## Work to be completed
Looking at the data below, state how many lines contain "title". No other words are wanted.

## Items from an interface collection
——
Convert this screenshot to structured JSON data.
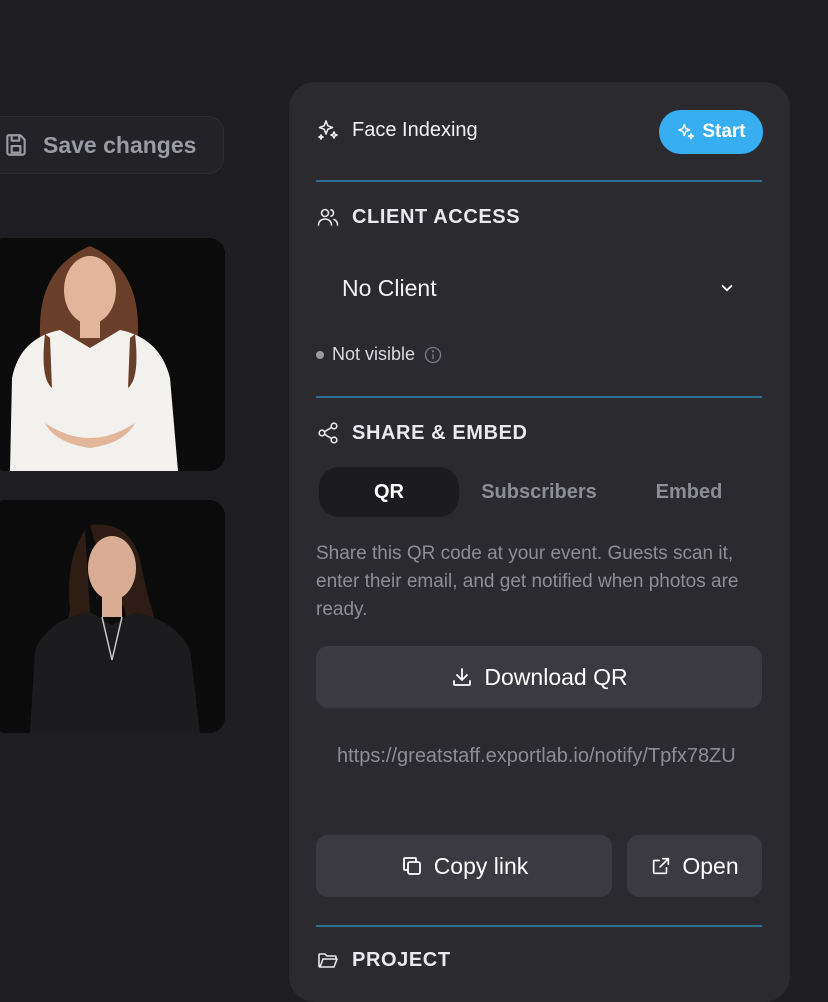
{
  "left": {
    "save_label": "Save changes"
  },
  "face_indexing": {
    "title": "Face Indexing",
    "start_label": "Start"
  },
  "client_access": {
    "title": "CLIENT ACCESS",
    "selected_client": "No Client",
    "visibility": "Not visible"
  },
  "share": {
    "title": "SHARE & EMBED",
    "tabs": [
      {
        "label": "QR",
        "active": true
      },
      {
        "label": "Subscribers",
        "active": false
      },
      {
        "label": "Embed",
        "active": false
      }
    ],
    "description": "Share this QR code at your event. Guests scan it, enter their email, and get notified when photos are ready.",
    "download_label": "Download QR",
    "url": "https://greatstaff.exportlab.io/notify/Tpfx78ZU",
    "copy_label": "Copy link",
    "open_label": "Open"
  },
  "project": {
    "title": "PROJECT"
  },
  "colors": {
    "background": "#1e1e22",
    "panel": "#2a2a2f",
    "accent": "#38aef2",
    "divider": "#2f6f8f"
  }
}
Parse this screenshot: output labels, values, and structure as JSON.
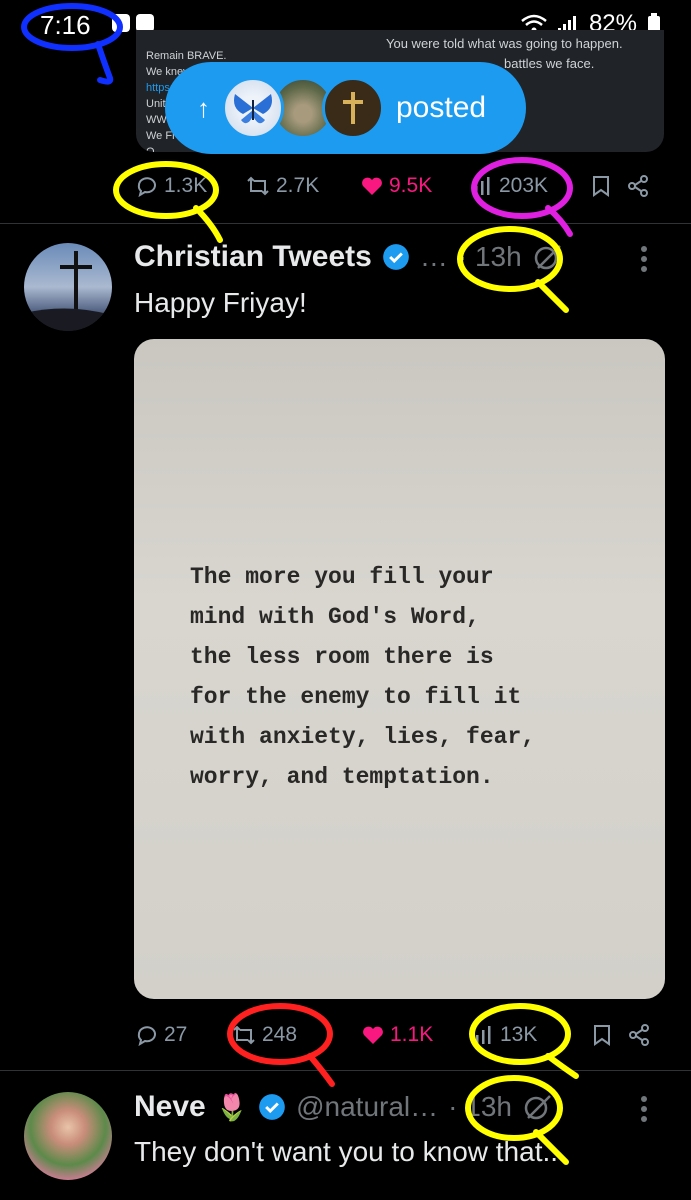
{
  "status_bar": {
    "time": "7:16",
    "battery": "82%"
  },
  "quoted_card": {
    "left_lines": [
      "Remain BRAVE.",
      "We knew",
      "https:",
      "Unit",
      "WWG",
      "We Fi",
      "Q"
    ],
    "right_lines": [
      "You were told what was going to happen.",
      "battles we face."
    ]
  },
  "posted_pill": {
    "arrow": "↑",
    "label": "posted"
  },
  "tweet0_actions": {
    "replies": "1.3K",
    "retweets": "2.7K",
    "likes": "9.5K",
    "views": "203K"
  },
  "tweet1": {
    "name": "Christian Tweets",
    "ellipsis": "…",
    "time": "· 13h",
    "text": "Happy Friyay!",
    "image_quote": "The more you fill your\nmind with God's Word,\nthe less room there is\nfor the enemy to fill it\nwith anxiety, lies, fear,\nworry, and temptation.",
    "actions": {
      "replies": "27",
      "retweets": "248",
      "likes": "1.1K",
      "views": "13K"
    }
  },
  "tweet2": {
    "name": "Neve",
    "emoji": "🌷",
    "handle": "@natural…",
    "time": "· 13h",
    "text": "They don't want you to know that..."
  },
  "colors": {
    "accent": "#1d9bf0",
    "like": "#f91880",
    "annotation_blue": "#1030ff",
    "annotation_yellow": "#ffff00",
    "annotation_magenta": "#e020e0",
    "annotation_red": "#ff2020"
  }
}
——
## Solution to this exercise
4